Years ago I was really convinced that what I did was of high significance but then other things happen in life – kids or death or… I’m just lucky to do this and if I didn’t get to do music from here on out, I’d be bummed out cos I love it. But, my life’s not gonna end – nor would anybody else’s, so I think perspective is a big thing and it’s not like I begrudge people for viewing music as art because it is. I totally see that but again I think I’ll leave the interpretations of what I would do up to those who find that sort-of pastime helpful. I don’t listen to what I do after it. I don’t think of what I do other than while I’m doing it. While I’m doing it, it’s like I’m obsessed with it.

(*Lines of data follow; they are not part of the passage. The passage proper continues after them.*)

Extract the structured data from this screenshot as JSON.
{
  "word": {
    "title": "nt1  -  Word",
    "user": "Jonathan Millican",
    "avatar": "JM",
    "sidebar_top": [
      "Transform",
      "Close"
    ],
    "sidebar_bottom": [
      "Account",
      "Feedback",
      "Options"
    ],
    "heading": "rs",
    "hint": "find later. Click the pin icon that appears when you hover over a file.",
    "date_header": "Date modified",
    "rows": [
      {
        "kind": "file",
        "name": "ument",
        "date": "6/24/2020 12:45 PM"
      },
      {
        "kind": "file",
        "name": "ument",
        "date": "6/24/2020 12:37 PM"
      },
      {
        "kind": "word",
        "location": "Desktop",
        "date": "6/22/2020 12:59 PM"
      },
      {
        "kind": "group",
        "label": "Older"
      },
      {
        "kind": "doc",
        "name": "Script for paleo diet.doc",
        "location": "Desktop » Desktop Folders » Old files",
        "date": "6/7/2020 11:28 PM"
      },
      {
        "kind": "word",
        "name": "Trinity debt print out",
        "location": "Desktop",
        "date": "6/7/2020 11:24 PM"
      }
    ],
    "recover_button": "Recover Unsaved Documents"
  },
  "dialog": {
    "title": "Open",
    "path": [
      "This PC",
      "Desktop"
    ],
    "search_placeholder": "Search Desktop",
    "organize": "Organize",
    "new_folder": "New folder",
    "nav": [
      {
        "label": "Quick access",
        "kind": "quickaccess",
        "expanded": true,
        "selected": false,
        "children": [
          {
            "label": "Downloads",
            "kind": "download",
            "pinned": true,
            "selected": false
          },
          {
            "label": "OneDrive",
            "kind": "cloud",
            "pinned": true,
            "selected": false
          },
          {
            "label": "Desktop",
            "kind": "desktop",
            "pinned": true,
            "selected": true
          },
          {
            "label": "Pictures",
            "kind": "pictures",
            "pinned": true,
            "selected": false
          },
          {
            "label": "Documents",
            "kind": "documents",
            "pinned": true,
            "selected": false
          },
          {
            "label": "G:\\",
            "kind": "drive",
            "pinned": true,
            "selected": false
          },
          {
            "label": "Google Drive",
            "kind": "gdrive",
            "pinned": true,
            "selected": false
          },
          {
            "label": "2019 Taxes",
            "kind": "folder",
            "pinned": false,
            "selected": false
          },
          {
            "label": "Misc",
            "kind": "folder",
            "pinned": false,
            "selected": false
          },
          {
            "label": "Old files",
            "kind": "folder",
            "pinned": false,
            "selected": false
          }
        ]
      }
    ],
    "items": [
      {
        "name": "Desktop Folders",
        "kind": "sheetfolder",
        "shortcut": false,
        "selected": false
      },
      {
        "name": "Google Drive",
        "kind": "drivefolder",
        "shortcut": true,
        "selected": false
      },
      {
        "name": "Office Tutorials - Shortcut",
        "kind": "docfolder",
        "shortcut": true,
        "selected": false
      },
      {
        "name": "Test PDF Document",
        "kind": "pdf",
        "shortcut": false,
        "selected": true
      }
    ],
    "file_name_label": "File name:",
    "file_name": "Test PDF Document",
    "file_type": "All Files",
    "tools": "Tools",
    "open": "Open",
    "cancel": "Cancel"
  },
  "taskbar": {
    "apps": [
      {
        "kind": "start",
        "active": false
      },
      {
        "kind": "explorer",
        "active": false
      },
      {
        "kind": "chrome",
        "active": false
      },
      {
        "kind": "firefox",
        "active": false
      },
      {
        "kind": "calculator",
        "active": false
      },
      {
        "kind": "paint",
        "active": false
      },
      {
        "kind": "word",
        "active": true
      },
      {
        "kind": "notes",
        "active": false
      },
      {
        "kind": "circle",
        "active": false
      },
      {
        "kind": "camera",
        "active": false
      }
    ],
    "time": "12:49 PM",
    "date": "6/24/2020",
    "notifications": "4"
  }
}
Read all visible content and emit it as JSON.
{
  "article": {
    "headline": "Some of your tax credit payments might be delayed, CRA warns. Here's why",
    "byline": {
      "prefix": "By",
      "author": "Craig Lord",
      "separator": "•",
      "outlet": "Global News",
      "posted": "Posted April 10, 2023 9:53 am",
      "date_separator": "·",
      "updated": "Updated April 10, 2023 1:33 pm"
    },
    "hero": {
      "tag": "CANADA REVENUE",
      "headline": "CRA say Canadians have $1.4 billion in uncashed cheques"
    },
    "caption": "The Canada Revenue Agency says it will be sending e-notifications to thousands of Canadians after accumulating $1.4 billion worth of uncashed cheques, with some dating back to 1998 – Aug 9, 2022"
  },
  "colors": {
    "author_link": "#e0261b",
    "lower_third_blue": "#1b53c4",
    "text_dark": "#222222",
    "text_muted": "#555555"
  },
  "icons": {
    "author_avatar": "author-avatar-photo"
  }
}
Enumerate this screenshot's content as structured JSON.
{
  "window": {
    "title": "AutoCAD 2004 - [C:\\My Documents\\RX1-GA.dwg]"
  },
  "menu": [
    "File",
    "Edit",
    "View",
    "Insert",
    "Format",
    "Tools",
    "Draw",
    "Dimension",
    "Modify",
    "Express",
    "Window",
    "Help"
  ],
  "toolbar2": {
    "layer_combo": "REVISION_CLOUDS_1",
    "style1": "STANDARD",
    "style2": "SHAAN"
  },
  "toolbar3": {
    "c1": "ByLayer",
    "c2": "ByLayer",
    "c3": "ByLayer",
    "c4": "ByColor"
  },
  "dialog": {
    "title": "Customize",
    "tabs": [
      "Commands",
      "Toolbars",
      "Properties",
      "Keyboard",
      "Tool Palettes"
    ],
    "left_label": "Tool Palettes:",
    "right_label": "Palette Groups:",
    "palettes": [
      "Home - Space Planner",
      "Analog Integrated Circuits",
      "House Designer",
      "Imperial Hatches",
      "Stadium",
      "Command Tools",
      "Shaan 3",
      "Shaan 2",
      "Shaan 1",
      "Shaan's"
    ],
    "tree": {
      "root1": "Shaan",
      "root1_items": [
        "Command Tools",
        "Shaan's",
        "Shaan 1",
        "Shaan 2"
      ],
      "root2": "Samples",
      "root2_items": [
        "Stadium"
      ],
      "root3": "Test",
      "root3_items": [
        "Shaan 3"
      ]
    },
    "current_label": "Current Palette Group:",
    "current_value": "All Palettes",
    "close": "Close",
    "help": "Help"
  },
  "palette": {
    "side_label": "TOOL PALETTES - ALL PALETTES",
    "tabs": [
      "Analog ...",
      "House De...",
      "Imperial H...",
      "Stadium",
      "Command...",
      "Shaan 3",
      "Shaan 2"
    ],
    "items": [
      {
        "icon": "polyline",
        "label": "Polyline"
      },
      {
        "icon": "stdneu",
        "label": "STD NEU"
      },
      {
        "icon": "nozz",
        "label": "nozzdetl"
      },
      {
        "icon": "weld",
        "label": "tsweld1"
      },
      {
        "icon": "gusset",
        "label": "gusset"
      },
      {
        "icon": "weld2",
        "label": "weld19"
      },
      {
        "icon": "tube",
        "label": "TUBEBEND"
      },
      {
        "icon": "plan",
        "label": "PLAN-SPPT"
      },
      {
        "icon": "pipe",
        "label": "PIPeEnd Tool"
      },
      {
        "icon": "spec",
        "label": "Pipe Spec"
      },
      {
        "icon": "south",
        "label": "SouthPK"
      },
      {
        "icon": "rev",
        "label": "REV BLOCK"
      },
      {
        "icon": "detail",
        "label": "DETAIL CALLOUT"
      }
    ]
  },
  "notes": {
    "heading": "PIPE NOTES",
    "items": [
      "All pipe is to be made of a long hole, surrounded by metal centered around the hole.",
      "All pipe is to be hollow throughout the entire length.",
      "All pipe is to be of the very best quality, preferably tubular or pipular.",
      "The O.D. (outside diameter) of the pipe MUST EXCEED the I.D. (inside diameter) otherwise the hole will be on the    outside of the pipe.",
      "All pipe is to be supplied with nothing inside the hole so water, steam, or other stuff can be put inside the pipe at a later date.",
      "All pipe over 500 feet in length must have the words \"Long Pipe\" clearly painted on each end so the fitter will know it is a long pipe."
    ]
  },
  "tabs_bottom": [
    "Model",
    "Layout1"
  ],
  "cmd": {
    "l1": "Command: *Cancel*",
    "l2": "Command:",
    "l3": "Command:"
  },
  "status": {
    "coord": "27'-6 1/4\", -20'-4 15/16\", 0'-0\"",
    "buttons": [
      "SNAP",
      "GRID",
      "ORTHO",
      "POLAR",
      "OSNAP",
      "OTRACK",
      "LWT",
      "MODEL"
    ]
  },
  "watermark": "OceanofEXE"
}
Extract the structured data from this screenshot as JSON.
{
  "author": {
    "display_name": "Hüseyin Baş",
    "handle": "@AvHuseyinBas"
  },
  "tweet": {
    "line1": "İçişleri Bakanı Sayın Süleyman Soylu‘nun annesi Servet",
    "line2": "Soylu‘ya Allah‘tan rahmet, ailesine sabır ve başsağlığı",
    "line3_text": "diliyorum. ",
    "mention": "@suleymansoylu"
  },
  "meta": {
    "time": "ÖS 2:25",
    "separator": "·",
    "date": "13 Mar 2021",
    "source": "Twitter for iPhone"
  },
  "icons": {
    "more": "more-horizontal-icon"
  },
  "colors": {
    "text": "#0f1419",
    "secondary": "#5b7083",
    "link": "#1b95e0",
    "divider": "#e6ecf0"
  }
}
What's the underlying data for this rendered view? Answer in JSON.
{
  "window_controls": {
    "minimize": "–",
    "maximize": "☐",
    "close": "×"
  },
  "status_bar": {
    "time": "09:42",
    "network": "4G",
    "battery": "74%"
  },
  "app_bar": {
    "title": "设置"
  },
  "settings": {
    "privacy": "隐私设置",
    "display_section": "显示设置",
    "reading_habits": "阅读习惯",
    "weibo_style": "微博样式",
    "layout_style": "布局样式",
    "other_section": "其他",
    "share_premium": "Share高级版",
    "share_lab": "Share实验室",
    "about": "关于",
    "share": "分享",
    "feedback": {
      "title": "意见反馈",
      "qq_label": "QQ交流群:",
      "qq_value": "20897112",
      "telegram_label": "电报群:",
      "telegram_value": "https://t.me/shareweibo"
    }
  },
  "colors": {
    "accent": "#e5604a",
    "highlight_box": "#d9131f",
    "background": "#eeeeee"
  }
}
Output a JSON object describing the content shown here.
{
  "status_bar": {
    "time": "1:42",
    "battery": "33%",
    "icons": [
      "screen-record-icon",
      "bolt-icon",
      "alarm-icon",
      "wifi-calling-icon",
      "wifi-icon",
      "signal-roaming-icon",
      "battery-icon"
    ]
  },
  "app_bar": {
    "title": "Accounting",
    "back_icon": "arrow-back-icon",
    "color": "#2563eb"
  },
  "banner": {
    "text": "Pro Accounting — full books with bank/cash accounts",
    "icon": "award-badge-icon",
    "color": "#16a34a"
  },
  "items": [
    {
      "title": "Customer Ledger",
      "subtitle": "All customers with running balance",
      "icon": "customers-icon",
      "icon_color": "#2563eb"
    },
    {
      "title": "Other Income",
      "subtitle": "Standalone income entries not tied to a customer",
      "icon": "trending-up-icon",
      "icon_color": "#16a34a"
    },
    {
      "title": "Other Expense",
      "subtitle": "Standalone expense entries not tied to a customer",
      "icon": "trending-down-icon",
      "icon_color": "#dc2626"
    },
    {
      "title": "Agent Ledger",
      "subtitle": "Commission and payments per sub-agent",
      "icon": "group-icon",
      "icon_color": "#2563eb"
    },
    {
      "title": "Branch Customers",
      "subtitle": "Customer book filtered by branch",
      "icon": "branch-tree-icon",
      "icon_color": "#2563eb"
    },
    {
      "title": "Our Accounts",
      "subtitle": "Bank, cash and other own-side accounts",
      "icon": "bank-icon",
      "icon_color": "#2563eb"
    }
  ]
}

HMA: Have you collected any artworks that you are particularly fond of?
DT: I collect driftwood. I mean, I make bedframes and furniture and shit, because it’s like art that you don’t do anything to. It’s like it’s had a life and it washes up and its these crazy forms… and so I just take it and dry it and it’s just a totally abstract form and… ah, it’s Free!
HMA: Royal Albert Hall next year – Z2 – what can we expect? I’m guessing it’s going to be a very different performance to what we get with Casualties?
DT: Well. I don’t know yet. There’s a bunch of ideas. I went and saw the hall today and it’s gorgeous. I’ve got a bunch of things but once I saw it today a bunch of them went out the window. I was like that’s not gonna work… and I mean one thing at a time! I gotta be thinking about the Casualties show and then I’ll think about that.
There’s an element I think, world-wise, where I think escapism seems a lot more interesting for me. I hear the radio these days and there’s always some schmuck singing about their problems. And it’s like well fuck get in line man.
There’s outrage addiction, like drama-addiction; there’s a lot of people that, and me too, I’m sure, but you put yourselves in situations that are super-dramatic so you can be a guy that’s in a dramatic situation like, ‘Oh my god, my, life is just so fucking brutal…
HMA: Ah, I could totally see you doing like Hamlet or Macbeth.
DT: When I was in grade twelve I was Hamlet!
At the end of the day I see me in these positions where people are giving me the benefit of the doubt in that I can utilise these opportunities to do things that are gonna give people an enjoyable night out, and that’s my goal.
I like the idea of ya know things inadvertently being metaphoric or having a statement or something, that’s just my own trip. But ultimately I want people to go to it and leave and go that was Fucking Awesome!!
Mr Townsend, I’m sure we will! Look for him performing at Guitar Clinics, in Australia in October.
See him live with the Devin Townsend Project, with Z2: The Return of Ziltoid. DTP will be touring Canada, USA and throughout Europe, from November 2014.
Photographer: Rebecca Blisset
Che’s portraits by: Jesse Haddock
Artwork by: Travis Smith
Interview by Sable – Copyright 2014 © Heavy Music Artwork. All rights reserved.